Fog seal increases pavement life and postpones major rehabilitation. The reduction of permeability due to fog sealing will reduce moisture induced damage, but this benefit comes with a temporary loss of surface friction. However, quantifying the effectiveness of fog seal by measuring the permeability is a difficult task. While fog seal may be a good low-cost maintenance option for low volume roads, the rate of recovery of the friction may be very slow due to less rubbing action between fog sealed surface and tire. Four low volume parish roads in Caddo parish, LA have been selected for this study. Two emulsions, namely CSS-1H and E-fog, with three different application rates, were used to evaluate the reduction in hydraulic conductivity and to assess the characteristics of friction over time. Results show that fog seal is expected to be fully cured within 2.5 to 3.5 hours for 0.2-0.4 gal/yd2 application rate. The same field-cores were tested before and after fog sealing to exactly quantify the reduction in hydraulic conductivity. It was observed that fog seal has significant potential to reduce the hydraulic conductivity. Considering all four pavements and application rates of 0.1-0.22 gal/yd2, the average reduction in hydraulic conductivity was 38.5%. Reduction in hydraulic conductivity shows very slight sensitivity to the application rate. Irrespective of road type, emulsion and application rate, fog seal causes a sudden drop in the International Friction Index parameter F60 by 20 to 40%. Fog sealed surface does not return to the original level of friction after three months, however, the rate of recovery was the highest for the busiest of the observed Caddo parish roads.

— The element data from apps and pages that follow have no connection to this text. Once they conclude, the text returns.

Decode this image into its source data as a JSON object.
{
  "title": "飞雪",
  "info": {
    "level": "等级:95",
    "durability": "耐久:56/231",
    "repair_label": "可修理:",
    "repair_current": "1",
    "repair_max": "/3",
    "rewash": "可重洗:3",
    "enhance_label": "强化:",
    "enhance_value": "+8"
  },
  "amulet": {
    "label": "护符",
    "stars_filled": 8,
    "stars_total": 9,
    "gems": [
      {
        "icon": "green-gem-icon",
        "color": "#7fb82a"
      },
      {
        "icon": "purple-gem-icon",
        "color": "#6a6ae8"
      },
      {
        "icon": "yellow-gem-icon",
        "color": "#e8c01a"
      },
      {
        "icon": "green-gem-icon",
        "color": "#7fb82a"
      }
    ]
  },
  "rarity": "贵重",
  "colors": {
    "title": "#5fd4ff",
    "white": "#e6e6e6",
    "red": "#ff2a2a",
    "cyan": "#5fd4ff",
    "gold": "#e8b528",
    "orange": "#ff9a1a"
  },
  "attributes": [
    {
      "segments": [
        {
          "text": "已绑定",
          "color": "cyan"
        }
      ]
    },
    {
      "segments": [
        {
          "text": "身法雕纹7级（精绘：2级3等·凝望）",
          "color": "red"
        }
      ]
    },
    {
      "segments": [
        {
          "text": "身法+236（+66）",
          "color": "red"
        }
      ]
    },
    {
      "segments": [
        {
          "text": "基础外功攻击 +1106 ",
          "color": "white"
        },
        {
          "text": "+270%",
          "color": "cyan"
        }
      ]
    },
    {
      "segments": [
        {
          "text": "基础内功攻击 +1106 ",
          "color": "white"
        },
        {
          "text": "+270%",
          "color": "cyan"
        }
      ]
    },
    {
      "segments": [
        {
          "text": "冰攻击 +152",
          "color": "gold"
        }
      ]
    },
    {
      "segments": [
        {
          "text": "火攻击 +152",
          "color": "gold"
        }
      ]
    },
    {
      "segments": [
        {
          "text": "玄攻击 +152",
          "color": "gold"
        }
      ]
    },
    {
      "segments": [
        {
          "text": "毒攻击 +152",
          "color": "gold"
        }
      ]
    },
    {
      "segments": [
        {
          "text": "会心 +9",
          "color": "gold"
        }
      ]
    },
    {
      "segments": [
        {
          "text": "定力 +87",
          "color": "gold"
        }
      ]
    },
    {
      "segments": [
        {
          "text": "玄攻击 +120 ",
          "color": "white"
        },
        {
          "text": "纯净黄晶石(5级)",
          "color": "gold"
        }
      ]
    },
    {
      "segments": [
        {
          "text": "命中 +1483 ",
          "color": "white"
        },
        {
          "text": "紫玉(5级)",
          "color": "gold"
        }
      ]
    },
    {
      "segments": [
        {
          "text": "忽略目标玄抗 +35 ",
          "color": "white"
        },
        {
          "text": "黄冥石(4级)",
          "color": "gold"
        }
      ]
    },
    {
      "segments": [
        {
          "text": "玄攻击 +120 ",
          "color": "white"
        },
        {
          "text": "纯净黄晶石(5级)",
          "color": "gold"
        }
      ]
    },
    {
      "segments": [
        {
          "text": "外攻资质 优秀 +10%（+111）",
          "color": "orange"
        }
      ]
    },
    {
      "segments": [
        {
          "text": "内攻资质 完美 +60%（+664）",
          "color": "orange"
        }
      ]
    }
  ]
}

Paper submitted for presentation and publication at the 96th Annual Meeting of the Transportation Research Board, January, 2017 in Washington, D.C.